Activity:
Check every line of the data and copy the ones where "Дата" appears.

(Entries provided)

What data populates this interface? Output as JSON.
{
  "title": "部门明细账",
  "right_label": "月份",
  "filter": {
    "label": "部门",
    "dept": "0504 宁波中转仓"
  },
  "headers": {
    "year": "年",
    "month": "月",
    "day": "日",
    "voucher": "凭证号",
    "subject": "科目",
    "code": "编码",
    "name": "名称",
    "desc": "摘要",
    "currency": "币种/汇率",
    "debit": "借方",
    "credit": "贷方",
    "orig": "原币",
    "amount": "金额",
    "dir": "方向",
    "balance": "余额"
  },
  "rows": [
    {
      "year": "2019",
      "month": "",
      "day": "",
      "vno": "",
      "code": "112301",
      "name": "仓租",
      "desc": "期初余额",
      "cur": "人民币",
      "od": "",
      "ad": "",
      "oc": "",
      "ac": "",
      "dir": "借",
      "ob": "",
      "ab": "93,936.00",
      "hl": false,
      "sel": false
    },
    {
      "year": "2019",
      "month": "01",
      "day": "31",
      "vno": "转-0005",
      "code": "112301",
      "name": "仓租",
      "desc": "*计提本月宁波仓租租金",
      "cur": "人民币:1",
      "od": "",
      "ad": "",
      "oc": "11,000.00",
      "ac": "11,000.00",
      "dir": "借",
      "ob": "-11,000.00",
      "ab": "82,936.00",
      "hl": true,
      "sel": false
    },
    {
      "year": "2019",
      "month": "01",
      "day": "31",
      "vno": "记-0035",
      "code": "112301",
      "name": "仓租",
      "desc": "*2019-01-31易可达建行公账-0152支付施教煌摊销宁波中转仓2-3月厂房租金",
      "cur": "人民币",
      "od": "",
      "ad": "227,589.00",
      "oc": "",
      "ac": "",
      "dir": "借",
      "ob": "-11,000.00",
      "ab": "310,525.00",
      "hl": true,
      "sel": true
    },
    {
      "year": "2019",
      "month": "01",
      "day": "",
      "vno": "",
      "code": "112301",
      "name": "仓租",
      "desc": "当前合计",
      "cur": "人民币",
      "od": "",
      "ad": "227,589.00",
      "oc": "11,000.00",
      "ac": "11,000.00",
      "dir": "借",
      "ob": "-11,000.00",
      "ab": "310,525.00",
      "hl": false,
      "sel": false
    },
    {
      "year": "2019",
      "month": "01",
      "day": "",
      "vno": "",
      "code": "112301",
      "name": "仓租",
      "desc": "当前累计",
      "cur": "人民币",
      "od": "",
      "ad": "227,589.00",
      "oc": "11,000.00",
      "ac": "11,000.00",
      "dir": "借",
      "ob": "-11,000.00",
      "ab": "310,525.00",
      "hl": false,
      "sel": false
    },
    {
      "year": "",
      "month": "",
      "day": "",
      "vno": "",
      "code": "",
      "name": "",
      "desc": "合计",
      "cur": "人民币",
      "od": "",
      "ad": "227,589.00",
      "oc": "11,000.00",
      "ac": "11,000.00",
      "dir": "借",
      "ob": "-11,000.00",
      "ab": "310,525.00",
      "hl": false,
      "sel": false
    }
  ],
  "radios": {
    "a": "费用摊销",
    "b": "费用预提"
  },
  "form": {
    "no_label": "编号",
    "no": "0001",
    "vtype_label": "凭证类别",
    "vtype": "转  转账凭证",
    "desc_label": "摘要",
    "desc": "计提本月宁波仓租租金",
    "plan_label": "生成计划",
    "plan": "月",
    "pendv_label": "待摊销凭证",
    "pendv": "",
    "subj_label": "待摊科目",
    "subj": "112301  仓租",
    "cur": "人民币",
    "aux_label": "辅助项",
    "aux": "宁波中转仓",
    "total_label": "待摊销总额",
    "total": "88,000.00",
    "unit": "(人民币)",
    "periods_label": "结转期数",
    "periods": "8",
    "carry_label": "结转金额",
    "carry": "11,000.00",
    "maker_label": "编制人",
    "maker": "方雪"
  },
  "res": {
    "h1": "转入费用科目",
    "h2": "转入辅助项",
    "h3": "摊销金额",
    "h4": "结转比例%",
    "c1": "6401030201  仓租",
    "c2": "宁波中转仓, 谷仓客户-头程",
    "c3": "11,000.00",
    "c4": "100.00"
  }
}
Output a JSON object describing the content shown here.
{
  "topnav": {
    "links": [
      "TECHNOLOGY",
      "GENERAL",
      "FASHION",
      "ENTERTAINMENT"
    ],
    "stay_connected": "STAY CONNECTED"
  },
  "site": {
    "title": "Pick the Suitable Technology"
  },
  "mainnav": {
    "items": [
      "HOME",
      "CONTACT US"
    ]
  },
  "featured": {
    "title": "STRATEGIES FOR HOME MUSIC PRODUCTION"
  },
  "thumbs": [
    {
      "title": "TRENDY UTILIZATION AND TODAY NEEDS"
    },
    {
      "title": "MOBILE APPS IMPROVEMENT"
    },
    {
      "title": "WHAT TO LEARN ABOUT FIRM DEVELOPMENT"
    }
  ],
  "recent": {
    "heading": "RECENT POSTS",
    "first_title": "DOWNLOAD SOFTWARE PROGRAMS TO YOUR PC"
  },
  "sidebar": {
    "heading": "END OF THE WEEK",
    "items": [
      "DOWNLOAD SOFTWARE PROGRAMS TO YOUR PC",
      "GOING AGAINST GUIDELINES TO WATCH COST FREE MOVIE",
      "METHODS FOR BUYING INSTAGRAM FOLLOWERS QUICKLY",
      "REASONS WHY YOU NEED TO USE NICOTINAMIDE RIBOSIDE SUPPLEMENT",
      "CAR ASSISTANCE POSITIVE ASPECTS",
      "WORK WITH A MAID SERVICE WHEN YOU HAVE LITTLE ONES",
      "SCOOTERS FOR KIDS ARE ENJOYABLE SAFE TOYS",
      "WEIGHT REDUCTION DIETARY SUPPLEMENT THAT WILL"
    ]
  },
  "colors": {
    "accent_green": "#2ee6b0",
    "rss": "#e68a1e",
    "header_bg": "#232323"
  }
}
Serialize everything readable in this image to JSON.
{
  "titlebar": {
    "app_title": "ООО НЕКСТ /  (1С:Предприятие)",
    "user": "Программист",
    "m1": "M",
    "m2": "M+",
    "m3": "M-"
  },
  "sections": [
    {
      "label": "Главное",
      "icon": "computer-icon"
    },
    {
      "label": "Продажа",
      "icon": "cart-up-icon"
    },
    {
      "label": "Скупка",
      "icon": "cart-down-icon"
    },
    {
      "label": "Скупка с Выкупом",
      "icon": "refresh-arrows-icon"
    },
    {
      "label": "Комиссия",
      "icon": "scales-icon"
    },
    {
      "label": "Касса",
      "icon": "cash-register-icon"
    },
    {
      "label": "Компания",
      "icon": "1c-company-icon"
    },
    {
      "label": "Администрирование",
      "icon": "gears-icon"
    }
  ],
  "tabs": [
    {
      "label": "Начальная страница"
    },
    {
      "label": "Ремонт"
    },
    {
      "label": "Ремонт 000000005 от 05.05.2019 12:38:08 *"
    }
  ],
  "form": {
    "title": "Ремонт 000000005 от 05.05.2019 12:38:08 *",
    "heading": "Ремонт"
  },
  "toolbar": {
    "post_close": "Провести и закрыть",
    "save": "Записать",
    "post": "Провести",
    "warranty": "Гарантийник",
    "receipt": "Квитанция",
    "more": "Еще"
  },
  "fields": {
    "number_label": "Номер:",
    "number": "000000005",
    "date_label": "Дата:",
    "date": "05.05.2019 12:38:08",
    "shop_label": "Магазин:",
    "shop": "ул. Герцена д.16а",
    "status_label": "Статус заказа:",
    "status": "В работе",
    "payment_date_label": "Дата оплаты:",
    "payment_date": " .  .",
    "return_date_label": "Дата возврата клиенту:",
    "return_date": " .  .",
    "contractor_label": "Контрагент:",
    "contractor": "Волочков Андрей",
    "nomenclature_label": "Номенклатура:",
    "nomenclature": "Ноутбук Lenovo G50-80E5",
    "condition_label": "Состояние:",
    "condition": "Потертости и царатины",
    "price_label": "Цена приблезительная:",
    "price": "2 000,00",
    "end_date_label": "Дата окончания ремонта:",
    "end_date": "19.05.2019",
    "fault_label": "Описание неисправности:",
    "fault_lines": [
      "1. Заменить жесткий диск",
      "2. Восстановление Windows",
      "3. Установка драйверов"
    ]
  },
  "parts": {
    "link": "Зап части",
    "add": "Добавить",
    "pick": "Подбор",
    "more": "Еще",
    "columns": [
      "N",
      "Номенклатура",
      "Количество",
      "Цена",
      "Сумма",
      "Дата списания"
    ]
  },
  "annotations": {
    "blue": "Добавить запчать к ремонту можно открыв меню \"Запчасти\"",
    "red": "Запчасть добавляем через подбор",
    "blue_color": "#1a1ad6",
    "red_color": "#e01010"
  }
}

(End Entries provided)

Exercise solution:
    "date_label": "Дата:",
    "payment_date_label": "Дата оплаты:",
    "return_date_label": "Дата возврата клиенту:",
    "end_date_label": "Дата окончания ремонта:",
      "Дата списания"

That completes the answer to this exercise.